## Records provided
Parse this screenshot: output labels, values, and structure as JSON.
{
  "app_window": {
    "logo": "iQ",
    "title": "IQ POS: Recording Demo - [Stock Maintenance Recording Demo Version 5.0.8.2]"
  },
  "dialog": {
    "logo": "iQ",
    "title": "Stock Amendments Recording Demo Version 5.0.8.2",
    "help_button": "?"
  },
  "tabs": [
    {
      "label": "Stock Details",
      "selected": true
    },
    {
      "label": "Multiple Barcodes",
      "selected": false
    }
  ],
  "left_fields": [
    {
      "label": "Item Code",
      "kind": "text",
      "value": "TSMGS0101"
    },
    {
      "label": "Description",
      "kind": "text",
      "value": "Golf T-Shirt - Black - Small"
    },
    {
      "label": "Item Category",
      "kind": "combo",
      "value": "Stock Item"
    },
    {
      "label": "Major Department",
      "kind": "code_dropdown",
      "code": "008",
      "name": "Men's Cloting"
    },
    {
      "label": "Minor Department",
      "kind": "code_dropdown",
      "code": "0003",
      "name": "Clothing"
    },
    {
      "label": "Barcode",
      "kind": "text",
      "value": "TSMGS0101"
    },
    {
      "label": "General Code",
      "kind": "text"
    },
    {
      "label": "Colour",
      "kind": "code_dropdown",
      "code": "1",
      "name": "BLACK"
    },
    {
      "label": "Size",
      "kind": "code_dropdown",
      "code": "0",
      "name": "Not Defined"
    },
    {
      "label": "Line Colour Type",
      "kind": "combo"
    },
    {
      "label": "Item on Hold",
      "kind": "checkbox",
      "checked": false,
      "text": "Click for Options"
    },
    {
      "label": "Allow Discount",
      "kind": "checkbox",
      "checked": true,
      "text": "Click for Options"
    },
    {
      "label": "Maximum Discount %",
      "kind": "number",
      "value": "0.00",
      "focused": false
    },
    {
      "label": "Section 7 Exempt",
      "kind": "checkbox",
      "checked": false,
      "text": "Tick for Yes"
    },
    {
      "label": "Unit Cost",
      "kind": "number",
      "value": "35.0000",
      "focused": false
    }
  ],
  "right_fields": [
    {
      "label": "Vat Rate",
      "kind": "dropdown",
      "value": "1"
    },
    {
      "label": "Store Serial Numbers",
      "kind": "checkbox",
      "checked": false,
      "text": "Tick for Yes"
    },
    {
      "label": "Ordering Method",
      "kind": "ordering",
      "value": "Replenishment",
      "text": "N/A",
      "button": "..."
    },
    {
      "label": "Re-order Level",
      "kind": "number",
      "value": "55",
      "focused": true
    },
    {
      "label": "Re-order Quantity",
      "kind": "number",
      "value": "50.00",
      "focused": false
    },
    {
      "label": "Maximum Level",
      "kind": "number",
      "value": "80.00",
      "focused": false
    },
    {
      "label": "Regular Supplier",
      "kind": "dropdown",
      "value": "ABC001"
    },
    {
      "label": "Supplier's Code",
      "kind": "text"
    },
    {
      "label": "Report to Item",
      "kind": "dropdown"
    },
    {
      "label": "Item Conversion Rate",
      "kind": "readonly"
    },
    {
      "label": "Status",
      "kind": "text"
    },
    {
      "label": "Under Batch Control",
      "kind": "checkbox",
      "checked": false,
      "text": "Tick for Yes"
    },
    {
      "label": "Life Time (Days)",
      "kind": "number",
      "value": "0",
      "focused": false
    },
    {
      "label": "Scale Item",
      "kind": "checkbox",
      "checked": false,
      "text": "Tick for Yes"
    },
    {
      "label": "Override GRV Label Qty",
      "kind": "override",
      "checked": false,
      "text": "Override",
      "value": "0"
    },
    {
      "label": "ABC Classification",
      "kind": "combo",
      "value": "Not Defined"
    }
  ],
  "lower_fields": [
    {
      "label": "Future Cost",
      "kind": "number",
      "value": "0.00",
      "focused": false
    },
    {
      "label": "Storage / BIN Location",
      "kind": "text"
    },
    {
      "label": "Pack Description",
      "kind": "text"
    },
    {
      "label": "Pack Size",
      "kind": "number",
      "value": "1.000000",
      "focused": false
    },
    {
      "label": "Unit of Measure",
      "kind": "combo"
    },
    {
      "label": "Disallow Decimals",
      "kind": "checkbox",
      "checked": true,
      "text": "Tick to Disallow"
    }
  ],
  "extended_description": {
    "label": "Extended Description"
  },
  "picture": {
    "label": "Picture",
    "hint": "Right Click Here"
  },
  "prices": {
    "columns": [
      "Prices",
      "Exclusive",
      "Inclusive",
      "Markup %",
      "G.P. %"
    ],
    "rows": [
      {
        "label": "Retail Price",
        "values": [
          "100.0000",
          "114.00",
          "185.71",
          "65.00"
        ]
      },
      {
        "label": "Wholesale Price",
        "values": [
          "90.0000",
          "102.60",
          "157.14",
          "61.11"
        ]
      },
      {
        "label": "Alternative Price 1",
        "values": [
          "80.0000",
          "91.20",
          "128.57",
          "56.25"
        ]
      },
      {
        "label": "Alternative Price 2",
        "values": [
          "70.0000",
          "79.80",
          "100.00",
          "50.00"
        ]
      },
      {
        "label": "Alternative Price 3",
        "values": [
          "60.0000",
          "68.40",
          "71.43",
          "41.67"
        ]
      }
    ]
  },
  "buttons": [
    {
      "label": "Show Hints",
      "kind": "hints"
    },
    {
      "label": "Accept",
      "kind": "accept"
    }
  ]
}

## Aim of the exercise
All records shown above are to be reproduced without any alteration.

## Task result
Parse this screenshot: output labels, values, and structure as JSON.
{
  "app_window": {
    "logo": "iQ",
    "title": "IQ POS: Recording Demo - [Stock Maintenance Recording Demo Version 5.0.8.2]"
  },
  "dialog": {
    "logo": "iQ",
    "title": "Stock Amendments Recording Demo Version 5.0.8.2",
    "help_button": "?"
  },
  "tabs": [
    {
      "label": "Stock Details",
      "selected": true
    },
    {
      "label": "Multiple Barcodes",
      "selected": false
    }
  ],
  "left_fields": [
    {
      "label": "Item Code",
      "kind": "text",
      "value": "TSMGS0101"
    },
    {
      "label": "Description",
      "kind": "text",
      "value": "Golf T-Shirt - Black - Small"
    },
    {
      "label": "Item Category",
      "kind": "combo",
      "value": "Stock Item"
    },
    {
      "label": "Major Department",
      "kind": "code_dropdown",
      "code": "008",
      "name": "Men's Cloting"
    },
    {
      "label": "Minor Department",
      "kind": "code_dropdown",
      "code": "0003",
      "name": "Clothing"
    },
    {
      "label": "Barcode",
      "kind": "text",
      "value": "TSMGS0101"
    },
    {
      "label": "General Code",
      "kind": "text"
    },
    {
      "label": "Colour",
      "kind": "code_dropdown",
      "code": "1",
      "name": "BLACK"
    },
    {
      "label": "Size",
      "kind": "code_dropdown",
      "code": "0",
      "name": "Not Defined"
    },
    {
      "label": "Line Colour Type",
      "kind": "combo"
    },
    {
      "label": "Item on Hold",
      "kind": "checkbox",
      "checked": false,
      "text": "Click for Options"
    },
    {
      "label": "Allow Discount",
      "kind": "checkbox",
      "checked": true,
      "text": "Click for Options"
    },
    {
      "label": "Maximum Discount %",
      "kind": "number",
      "value": "0.00",
      "focused": false
    },
    {
      "label": "Section 7 Exempt",
      "kind": "checkbox",
      "checked": false,
      "text": "Tick for Yes"
    },
    {
      "label": "Unit Cost",
      "kind": "number",
      "value": "35.0000",
      "focused": false
    }
  ],
  "right_fields": [
    {
      "label": "Vat Rate",
      "kind": "dropdown",
      "value": "1"
    },
    {
      "label": "Store Serial Numbers",
      "kind": "checkbox",
      "checked": false,
      "text": "Tick for Yes"
    },
    {
      "label": "Ordering Method",
      "kind": "ordering",
      "value": "Replenishment",
      "text": "N/A",
      "button": "..."
    },
    {
      "label": "Re-order Level",
      "kind": "number",
      "value": "55",
      "focused": true
    },
    {
      "label": "Re-order Quantity",
      "kind": "number",
      "value": "50.00",
      "focused": false
    },
    {
      "label": "Maximum Level",
      "kind": "number",
      "value": "80.00",
      "focused": false
    },
    {
      "label": "Regular Supplier",
      "kind": "dropdown",
      "value": "ABC001"
    },
    {
      "label": "Supplier's Code",
      "kind": "text"
    },
    {
      "label": "Report to Item",
      "kind": "dropdown"
    },
    {
      "label": "Item Conversion Rate",
      "kind": "readonly"
    },
    {
      "label": "Status",
      "kind": "text"
    },
    {
      "label": "Under Batch Control",
      "kind": "checkbox",
      "checked": false,
      "text": "Tick for Yes"
    },
    {
      "label": "Life Time (Days)",
      "kind": "number",
      "value": "0",
      "focused": false
    },
    {
      "label": "Scale Item",
      "kind": "checkbox",
      "checked": false,
      "text": "Tick for Yes"
    },
    {
      "label": "Override GRV Label Qty",
      "kind": "override",
      "checked": false,
      "text": "Override",
      "value": "0"
    },
    {
      "label": "ABC Classification",
      "kind": "combo",
      "value": "Not Defined"
    }
  ],
  "lower_fields": [
    {
      "label": "Future Cost",
      "kind": "number",
      "value": "0.00",
      "focused": false
    },
    {
      "label": "Storage / BIN Location",
      "kind": "text"
    },
    {
      "label": "Pack Description",
      "kind": "text"
    },
    {
      "label": "Pack Size",
      "kind": "number",
      "value": "1.000000",
      "focused": false
    },
    {
      "label": "Unit of Measure",
      "kind": "combo"
    },
    {
      "label": "Disallow Decimals",
      "kind": "checkbox",
      "checked": true,
      "text": "Tick to Disallow"
    }
  ],
  "extended_description": {
    "label": "Extended Description"
  },
  "picture": {
    "label": "Picture",
    "hint": "Right Click Here"
  },
  "prices": {
    "columns": [
      "Prices",
      "Exclusive",
      "Inclusive",
      "Markup %",
      "G.P. %"
    ],
    "rows": [
      {
        "label": "Retail Price",
        "values": [
          "100.0000",
          "114.00",
          "185.71",
          "65.00"
        ]
      },
      {
        "label": "Wholesale Price",
        "values": [
          "90.0000",
          "102.60",
          "157.14",
          "61.11"
        ]
      },
      {
        "label": "Alternative Price 1",
        "values": [
          "80.0000",
          "91.20",
          "128.57",
          "56.25"
        ]
      },
      {
        "label": "Alternative Price 2",
        "values": [
          "70.0000",
          "79.80",
          "100.00",
          "50.00"
        ]
      },
      {
        "label": "Alternative Price 3",
        "values": [
          "60.0000",
          "68.40",
          "71.43",
          "41.67"
        ]
      }
    ]
  },
  "buttons": [
    {
      "label": "Show Hints",
      "kind": "hints"
    },
    {
      "label": "Accept",
      "kind": "accept"
    }
  ]
}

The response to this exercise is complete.